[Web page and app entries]
Start of Block
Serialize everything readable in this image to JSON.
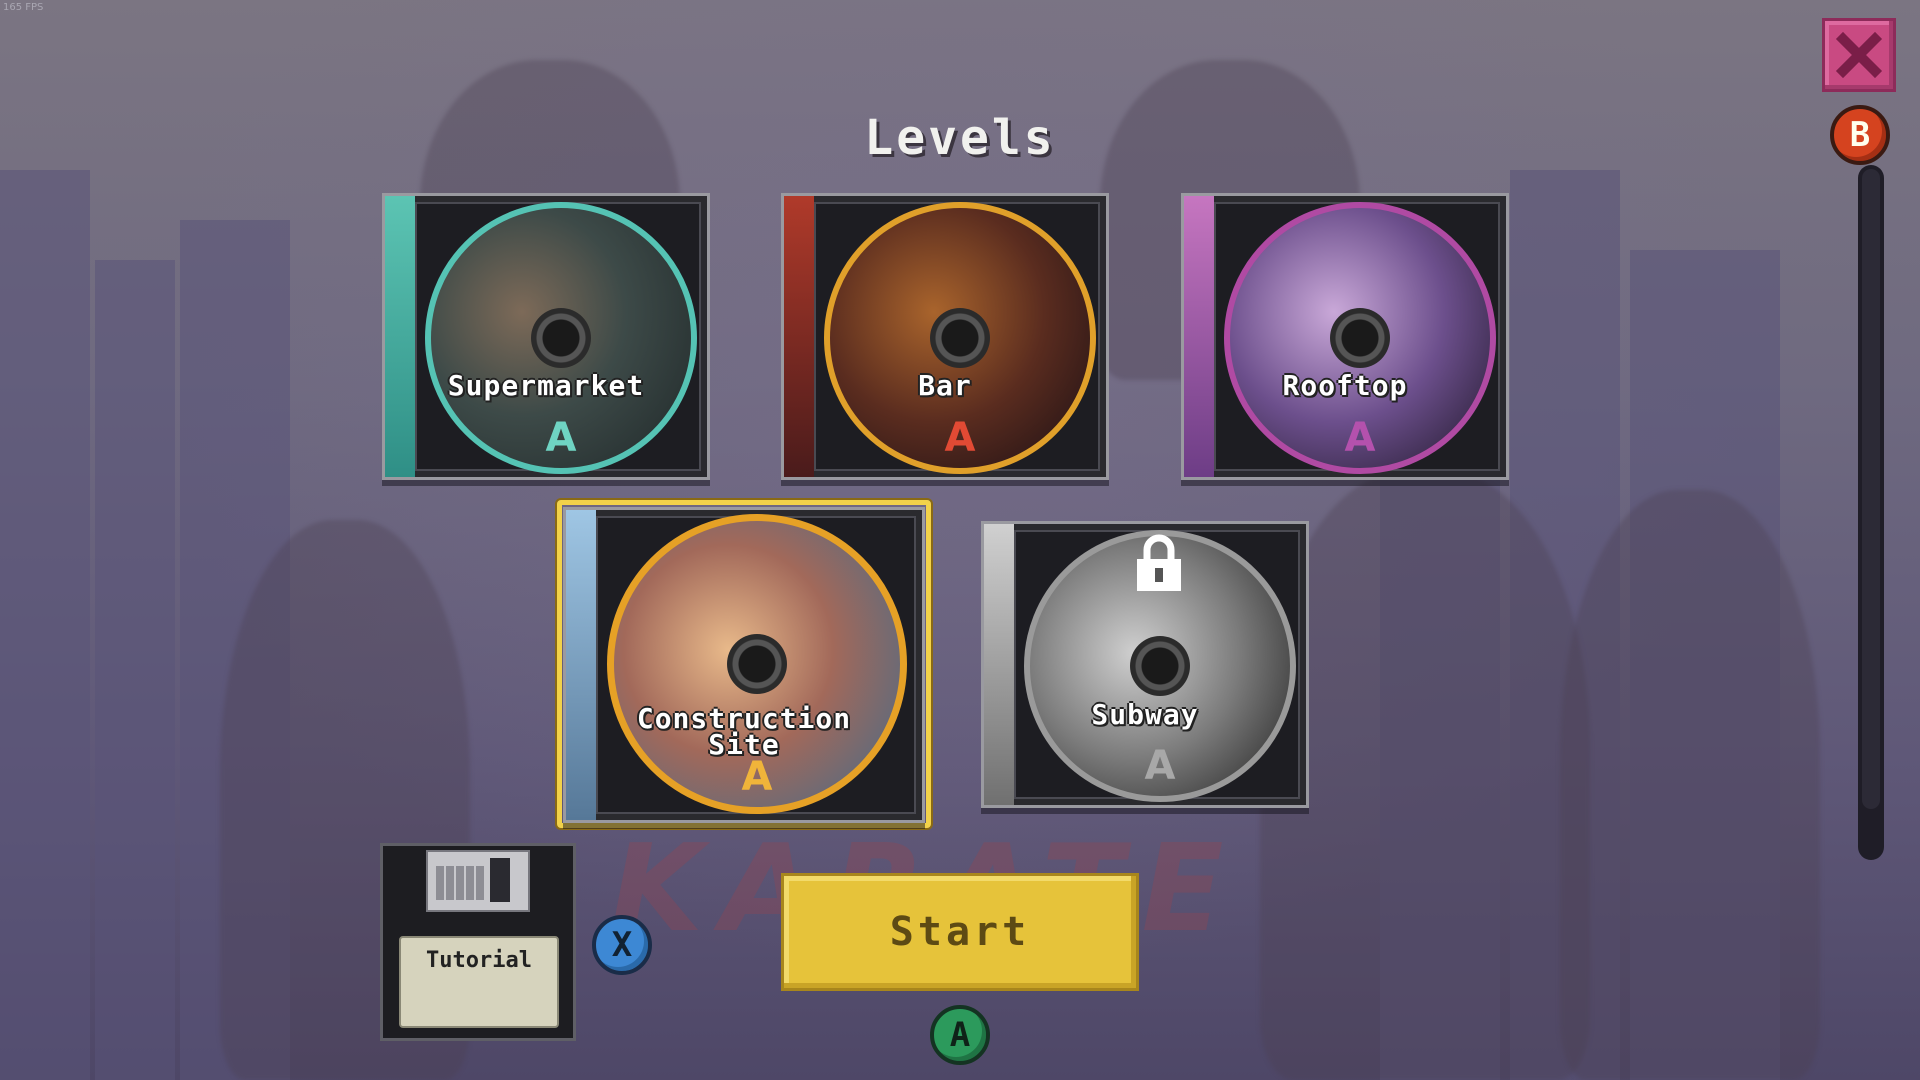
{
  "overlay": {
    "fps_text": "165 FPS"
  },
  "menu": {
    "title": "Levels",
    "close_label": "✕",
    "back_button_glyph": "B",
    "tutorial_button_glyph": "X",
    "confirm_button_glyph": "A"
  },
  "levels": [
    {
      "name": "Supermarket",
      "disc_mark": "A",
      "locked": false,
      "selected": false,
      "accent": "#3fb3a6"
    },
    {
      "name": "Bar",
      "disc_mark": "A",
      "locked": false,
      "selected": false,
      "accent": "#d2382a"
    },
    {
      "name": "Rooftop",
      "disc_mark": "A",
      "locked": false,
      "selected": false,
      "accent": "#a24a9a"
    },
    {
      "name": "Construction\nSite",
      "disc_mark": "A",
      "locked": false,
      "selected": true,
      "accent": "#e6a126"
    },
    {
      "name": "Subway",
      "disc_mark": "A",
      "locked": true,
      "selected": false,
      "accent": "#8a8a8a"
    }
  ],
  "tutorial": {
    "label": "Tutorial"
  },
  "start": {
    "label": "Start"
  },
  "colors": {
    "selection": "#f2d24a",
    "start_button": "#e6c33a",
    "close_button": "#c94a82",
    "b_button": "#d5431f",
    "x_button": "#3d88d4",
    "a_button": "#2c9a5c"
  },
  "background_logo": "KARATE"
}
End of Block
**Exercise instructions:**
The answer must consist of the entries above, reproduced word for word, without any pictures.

**Exercise answer:**
Serialize everything readable in this image to JSON.
{
  "overlay": {
    "fps_text": "165 FPS"
  },
  "menu": {
    "title": "Levels",
    "close_label": "✕",
    "back_button_glyph": "B",
    "tutorial_button_glyph": "X",
    "confirm_button_glyph": "A"
  },
  "levels": [
    {
      "name": "Supermarket",
      "disc_mark": "A",
      "locked": false,
      "selected": false,
      "accent": "#3fb3a6"
    },
    {
      "name": "Bar",
      "disc_mark": "A",
      "locked": false,
      "selected": false,
      "accent": "#d2382a"
    },
    {
      "name": "Rooftop",
      "disc_mark": "A",
      "locked": false,
      "selected": false,
      "accent": "#a24a9a"
    },
    {
      "name": "Construction\nSite",
      "disc_mark": "A",
      "locked": false,
      "selected": true,
      "accent": "#e6a126"
    },
    {
      "name": "Subway",
      "disc_mark": "A",
      "locked": true,
      "selected": false,
      "accent": "#8a8a8a"
    }
  ],
  "tutorial": {
    "label": "Tutorial"
  },
  "start": {
    "label": "Start"
  },
  "colors": {
    "selection": "#f2d24a",
    "start_button": "#e6c33a",
    "close_button": "#c94a82",
    "b_button": "#d5431f",
    "x_button": "#3d88d4",
    "a_button": "#2c9a5c"
  },
  "background_logo": "KARATE"
}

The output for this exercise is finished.